Friday, June 19, 2009

Specter Lane

As she made her way along the sidewalk, she felt a lurching wave of recognition. She was visiting the city for just a few days. She didn't think she would remember the place they had met on her last trip. It had been nearly five years after all, since she had visited the indistinct downtown hotel for a conference. It was a lifetime away, but the moment she rounded the corner, she knew. That past locale was right across the street from her current accommodations.

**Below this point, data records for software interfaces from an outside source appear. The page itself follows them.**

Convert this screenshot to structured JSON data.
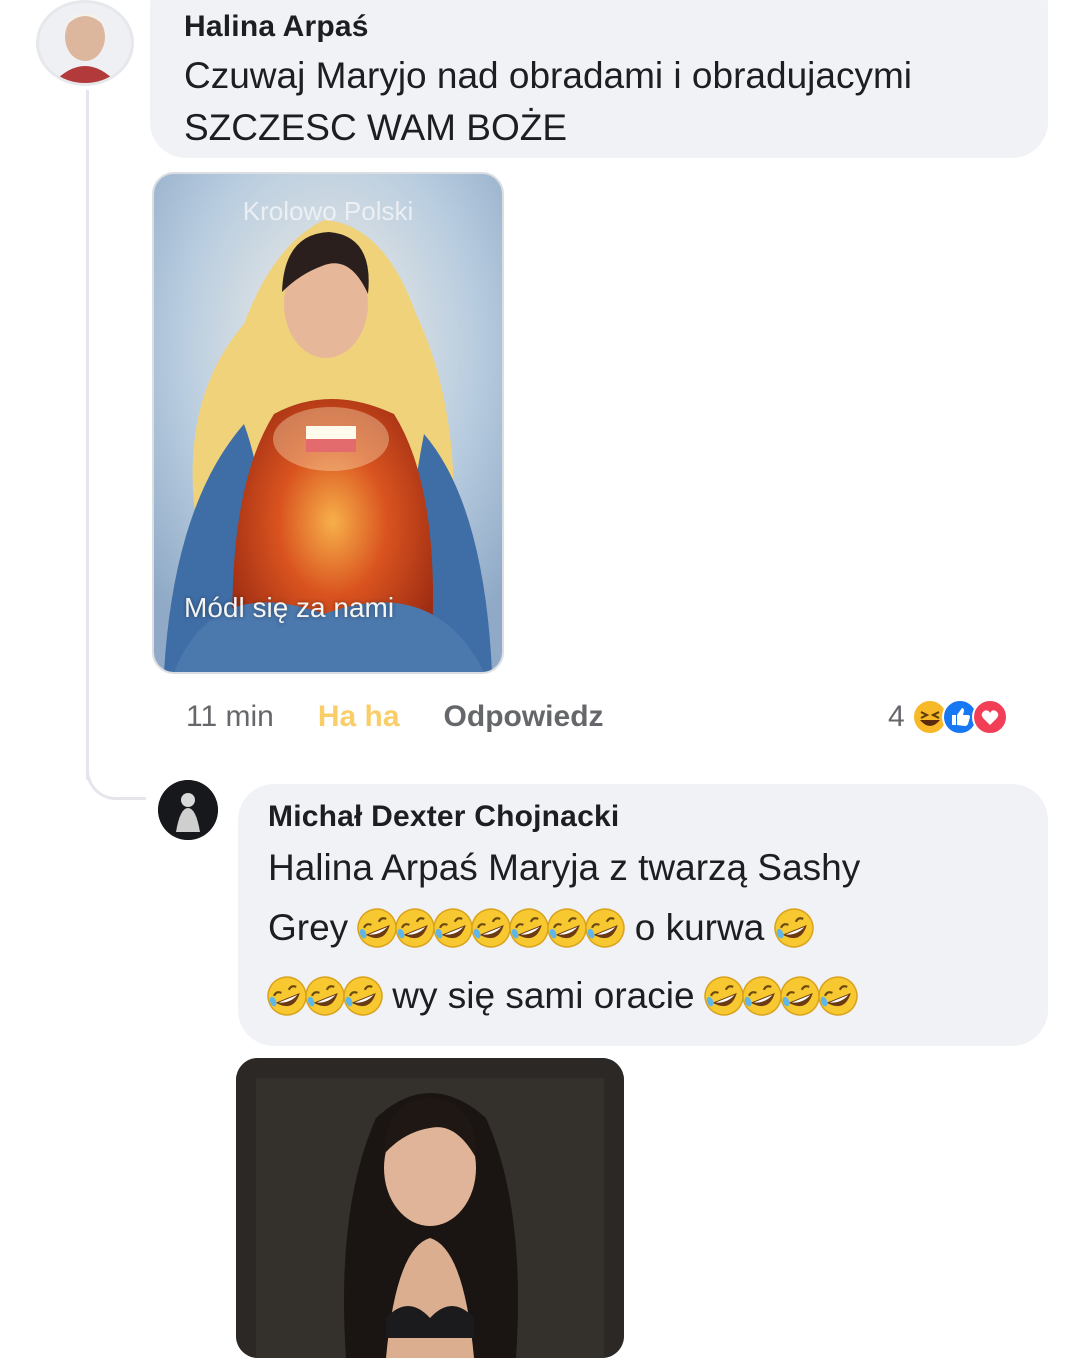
{
  "comment": {
    "author": "Halina Arpaś",
    "text_line1": "Czuwaj Maryjo nad obradami i obradujacymi",
    "text_line2": "SZCZESC WAM BOŻE",
    "attachment": {
      "caption_top": "Krolowo Polski",
      "caption_bottom": "Módl się za nami"
    },
    "meta": {
      "time": "11 min",
      "reaction_label": "Ha ha",
      "reply_label": "Odpowiedz"
    },
    "reactions": {
      "count": "4",
      "icons": [
        "haha-icon",
        "like-icon",
        "love-icon"
      ]
    }
  },
  "reply": {
    "author": "Michał Dexter Chojnacki",
    "text_part1": "Halina Arpaś Maryja z twarzą Sashy",
    "text_part2": "Grey",
    "text_part3": "o kurwa",
    "text_part4": "wy się sami oracie",
    "emoji_name": "rofl-emoji"
  },
  "colors": {
    "bubble": "#f0f2f5",
    "meta_text": "#65676b",
    "like_blue": "#1877f2",
    "love_red": "#f33e58",
    "haha_yellow": "#f7b928"
  }
}
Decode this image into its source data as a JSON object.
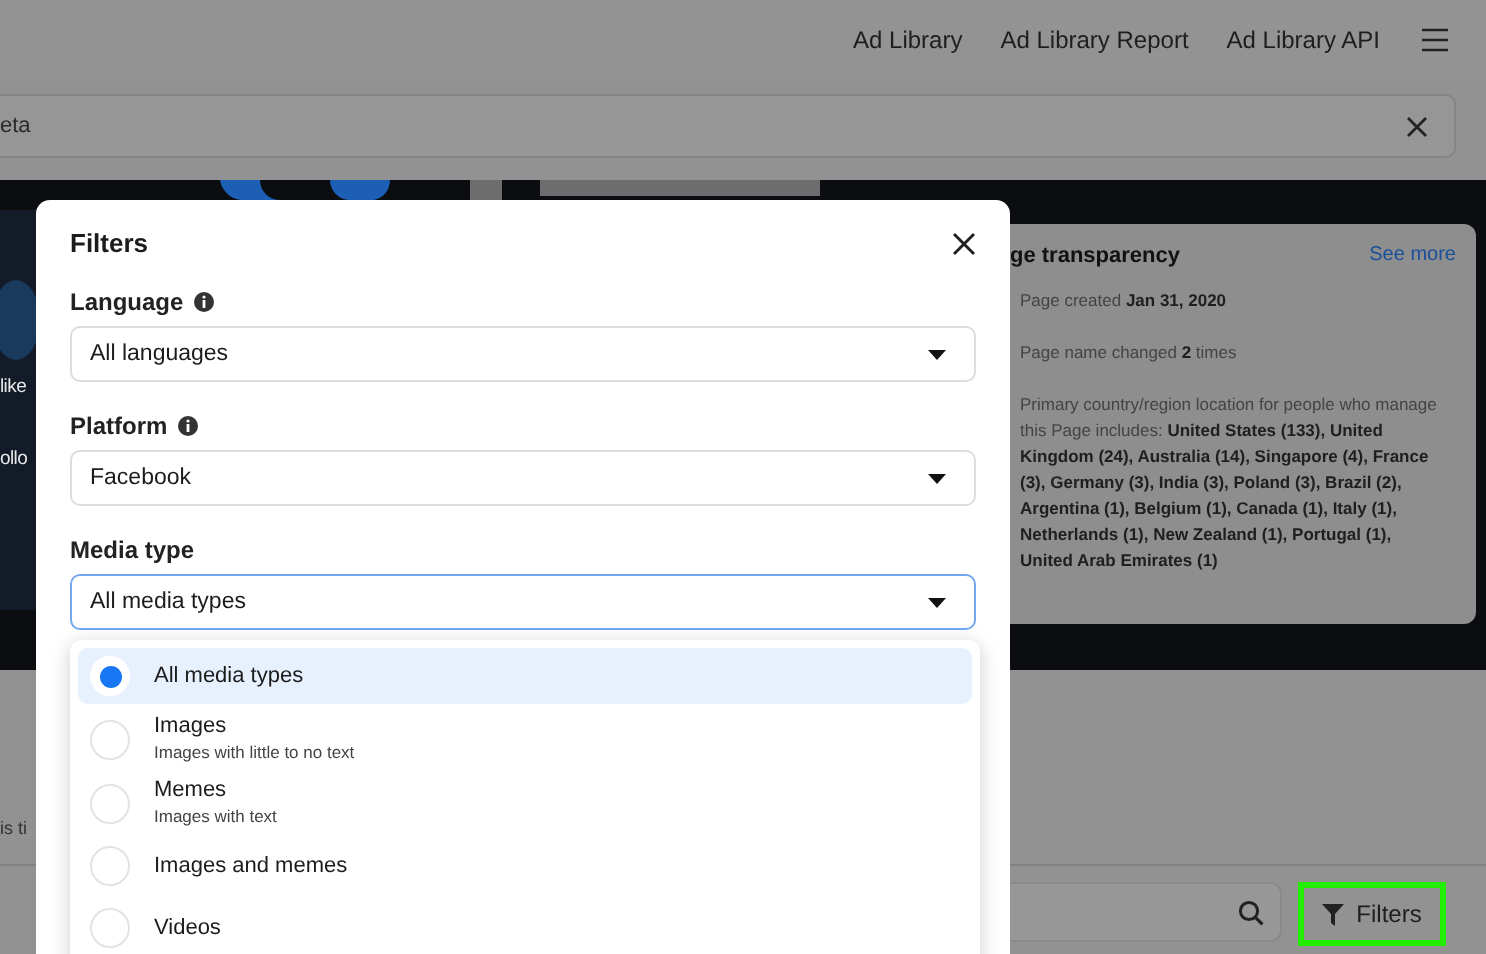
{
  "nav": {
    "links": [
      "Ad Library",
      "Ad Library Report",
      "Ad Library API"
    ]
  },
  "search": {
    "value": "eta"
  },
  "banner": {
    "kind": "picture",
    "fragments": [
      "like",
      "ollo"
    ]
  },
  "transparency": {
    "title": "ge transparency",
    "link": "See more",
    "lines": [
      "Page created **Jan 31, 2020**",
      "Page name changed **2** times",
      "Primary country/region location for people who manage this Page includes: **United States (133), United Kingdom (24), Australia (14), Singapore (4), France (3), Germany (3), India (3), Poland (3), Brazil (2), Argentina (1), Belgium (1), Canada (1), Italy (1), Netherlands (1), New Zealand (1), Portugal (1), United Arab Emirates (1)**"
    ]
  },
  "lower": {
    "fragment": "is ti",
    "filters_button": "Filters",
    "filters_highlighted": true
  },
  "modal": {
    "title": "Filters",
    "fields": [
      {
        "label": "Language",
        "info": true,
        "value": "All languages",
        "focused": false
      },
      {
        "label": "Platform",
        "info": true,
        "value": "Facebook",
        "focused": false
      },
      {
        "label": "Media type",
        "info": false,
        "value": "All media types",
        "focused": true
      }
    ],
    "options": [
      {
        "label": "All media types",
        "selected": true
      },
      {
        "label": "Images",
        "description": "Images with little to no text",
        "selected": false
      },
      {
        "label": "Memes",
        "description": "Images with text",
        "selected": false
      },
      {
        "label": "Images and memes",
        "selected": false
      },
      {
        "label": "Videos",
        "selected": false
      }
    ]
  }
}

She caught herself reminiscing as she went through the motions at her meetings, meals and even before shutting out the bedside lamp and pulling up the starched hotel linens over her shoulders. It was if she couldn't help thinking about that space and what it might feel like to walk through it now that the entire world was a different place. Would it be just like any other space, or would the ghosts of what they did linger there behind stone pillars, just beneath the surface.
The next evening, after a long day, she found her feet pointed towards the tall, eerily familiar building. She passed two men sitting out front, laughing at some secret story they were sharing. She plodded up to the taxi stand and felt a twinge of memory. She remembered standing there in the cold night air watching a taxi door close and roll slowly away as her heart fell through her shoes, between the cracks, into a sub sidewalk grave. On this particular night the humid heat was stifling.
For some reason the lyrics to an old song were flashing through her skull into her lips: "I have often walked down this street before, but the pavement always stayed beneath my feet before." It was a strange association. This was not the street where he lived. She knew he lived on a street near enough, and she also knew she had no desire to sing and dance outside his door. She came to the turn style doors and pushed slowly around into the lobby.
Maybe she had hoped for a renovation or a demolition, but the lobby sat there, looking for all the world like only a day had passed rather than half a decade. The fountain still trickled in its familiar way and the striped fabric on the sofas was the same as in the old photos she had from her trip. She had only spent a few nights there years ago, but somehow it had burned its way into her memory, as if she had stared too long at the sun and it was burned into her eyelids. She stepped onto the escalator to the second floor and saw the corner where they slipped, surreptitiously, to touch.
She knew it was a strange thing to do, but she walked to the corner and leaned her back against the wall. As her head rested on the stone she remember the way he had leaned forward, pinning her against the stone as his lips brushed her seductively. It was almost as if she could feel them now, and his hands on her cheeks, pulling her face in for the most desperate and hungry of kisses. She felt the breath tightening in her chest as she tasted the finality of that kiss, a longing so intense it could only come during a kiss that both kissers knew would be their last. She reached around him and felt the sharpness of his shoulder blades, sliding her hands down to his jutting hips. He was angular like a building and... she opened her eyes, only to see a store clerk staring at her out of morbid curiosity. 
The magic was broken and she walked away quickly, back into the open lobby. Once the visceral experience had cleared, she felt like a visitor in the museum of her own life. "And this," said the tour guide, "this is the last place that they ever kissed, before going on to completely separate lives." If the tour guide was especially knowledgeable, he or she might tell the visitors that they would meet again, briefly, after she had married. "They couldn't keep a real friendship together, so they stopped talking altogether, though she kept up with news of his building commissions and he attended several of her performances without her knowledge."
Whatever had been drawing her to see the grave of their last moments as lovers, it had passed. She felt as if the chord had been cut and she was free to move forward without the ghosts of this moment haunting her mind when she least expected it. She walked back onto the sidewalk and saw the two men laughing again. This time, she smirked as well, as if privy to their joke. She walked briskly down the sidewalk, away from the museum or mausoleum and back to her hotel room to call her husband. Now she would occupy her empty moments with memories of her and her real beloved's starlit walk down a romantic pier, with their hands in each other's back pockets, talking about the future. The walk down memory lane had shifted from specters to living, breathing moments that had bearing on her past, present and future. She was looking forward to the trip home.


finnegan flawnt said...

*He was angular like a building* marvellous! and the museum of yer own life - just great!

Bad Alice said...

This is lovely. It drew me in and kept my attention. The emotions are true to live and conveyed so well.